So what might work in favor of house price affordability in the near future?

Extension of mortgage interest relief? Perhaps.
Wage Inflation? 2%?
Lower oil prices?

Anyhow I doubt any of the above will alter the bank stress tests which are used to leverage house prices.

Lower oil prices? Not a hope

The negatives outweight the positives in the short term anyway

Suspend for good all current market price interventions.
Let the market find equilibrium sooner rather than later by opening it up and end NAMA and all uncertainty.
Remove all TAX and other incentives.
End current planning process and reform.
Allow all market signals and dynamics be heard unadulterated.
Use clean info to reform land usage approach.
Begin building a new world.
Involve everyone.

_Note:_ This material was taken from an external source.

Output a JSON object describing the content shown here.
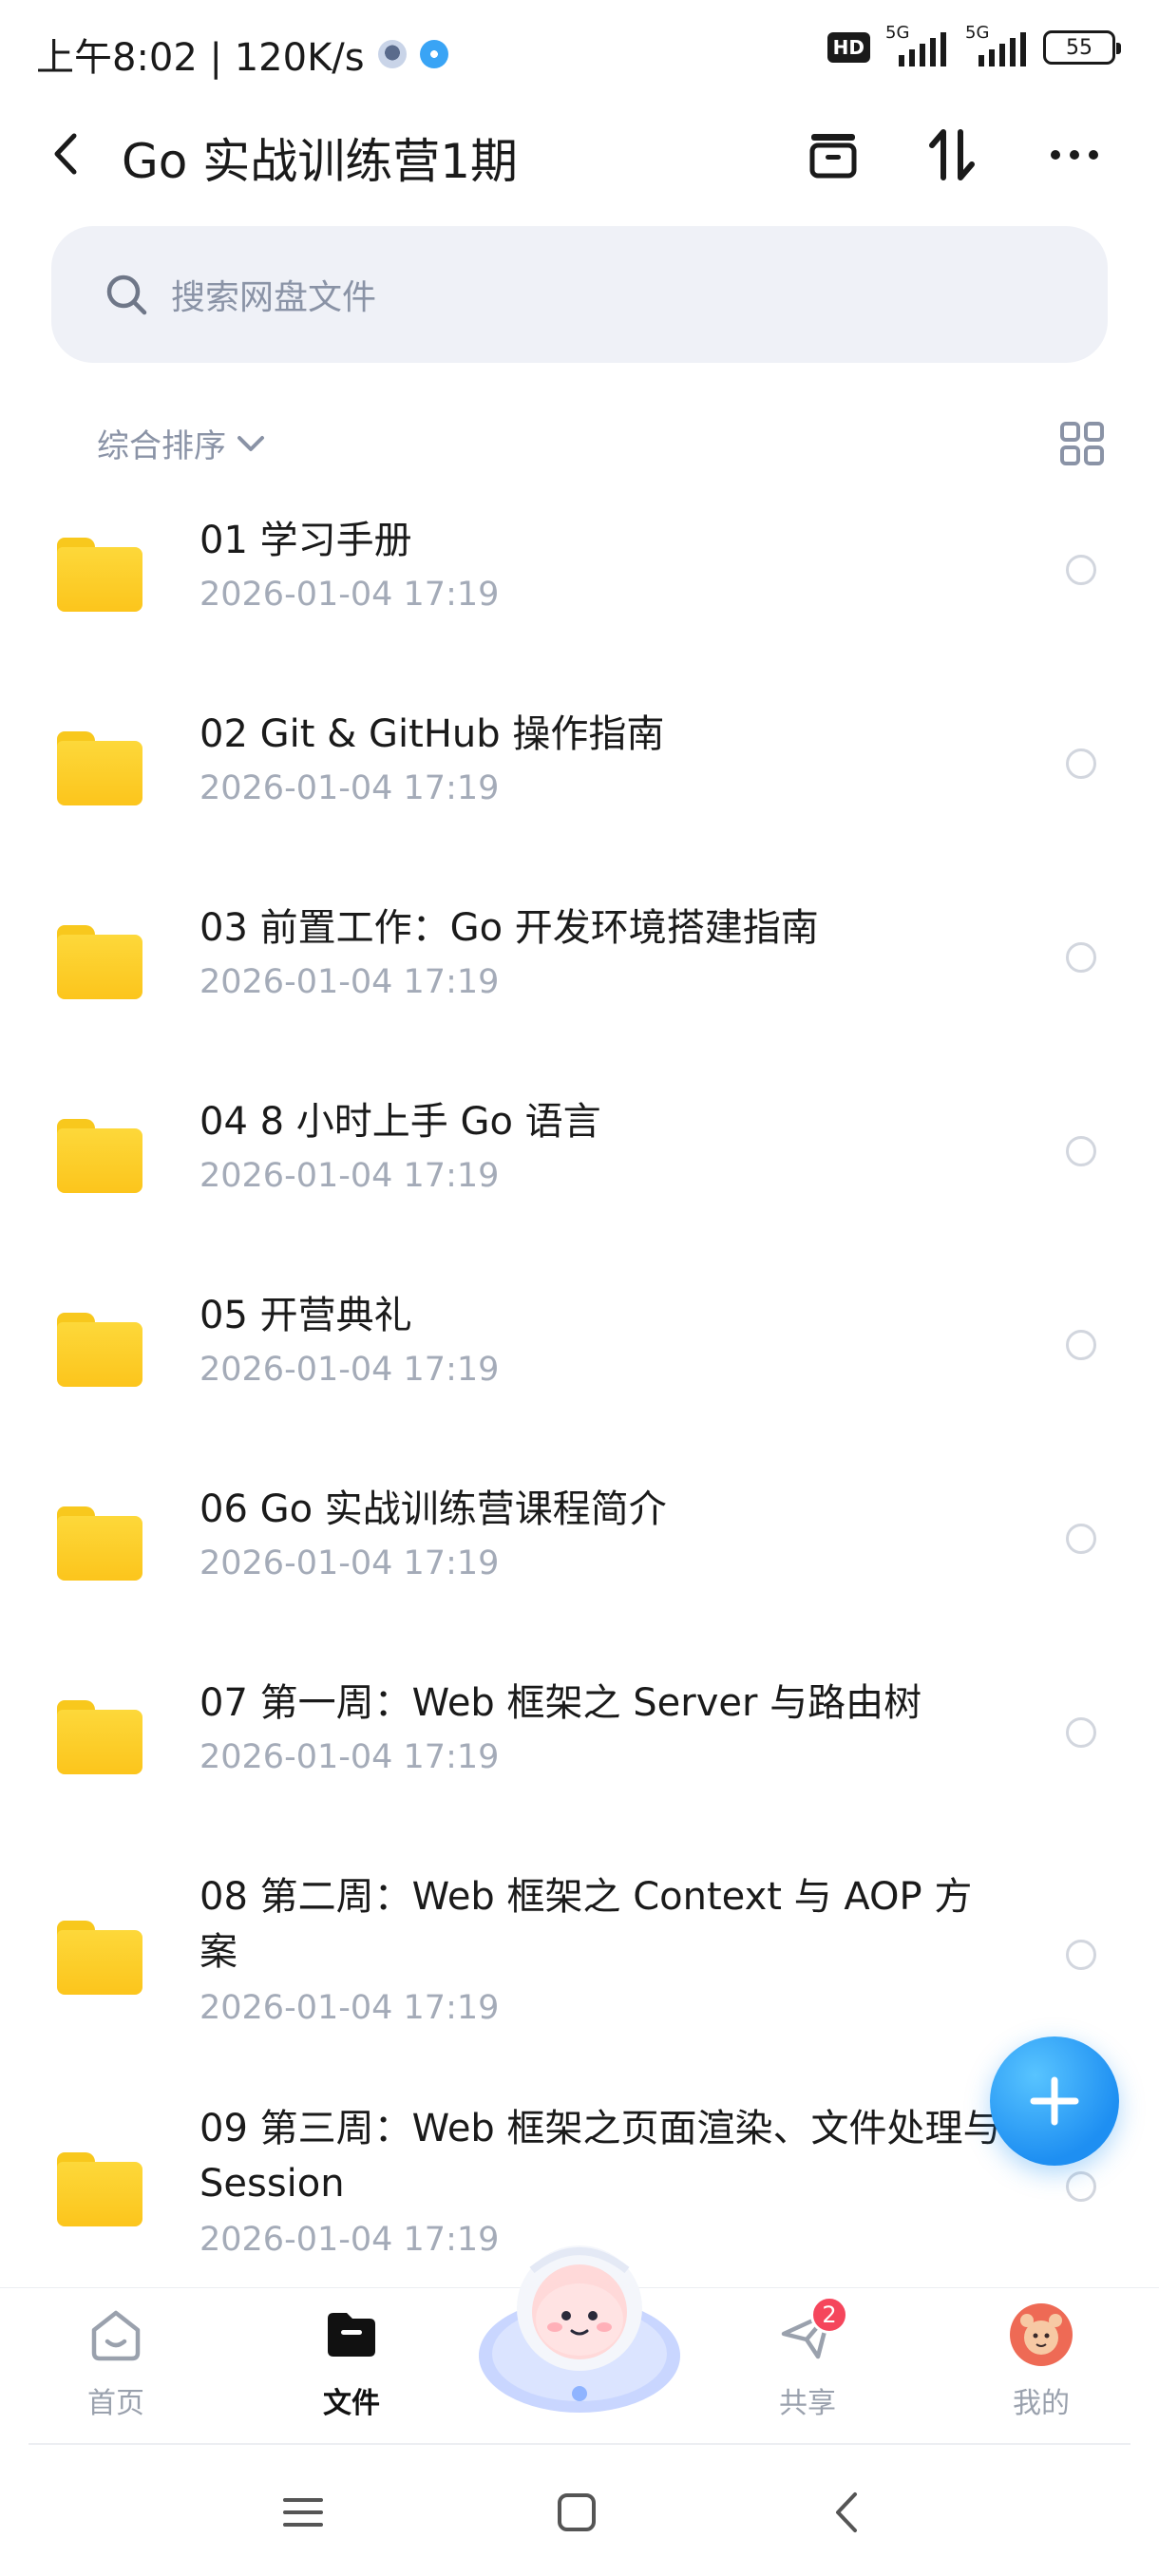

Wage inflation is a way off.

Static gross pay, reduced net pay and inflation combine as downward pressure on affordability - and a long, drawn out, reset of the economy to a sustainable footing.

The biggest fear for me would be interest rate increases to go along with inflation and wage restraint. This has happened locally, but not centrally in Frankfurt - yet. Household net income chez jammy is increasing due to career progression on both fronts, but it’s tough staying ahead of downward pressures like increased taxation and inflation. I only hope we hit the trough in downward pressure before the glass ceiling.

If all of the above were to happen house prices might actually increase.

What have yez done with the real OW? Let ‘the market’ be the grand arbiter? Never question or interfere with the “wisdom” of the markets? That worked out great during the boom. (Noting that ‘the market’ will always come knocking on the doors of power with little requests and offering little rewards for being facilitated etc. ). Now, ‘the market’ is still doing its thing, just this time through the looking glass… Still with full destructive effect, mind. The real OW used to talk about ending the “Housing Market” and the “Land Market”. I thought that made a lot of sense. Although OW was talking about nationalising these things which I didn’t entirely agree with. What changed? Just always the contrarian?

That was only for starters… you should have kept reading the best bit was…

“Build A new world involve everyone” :smiley: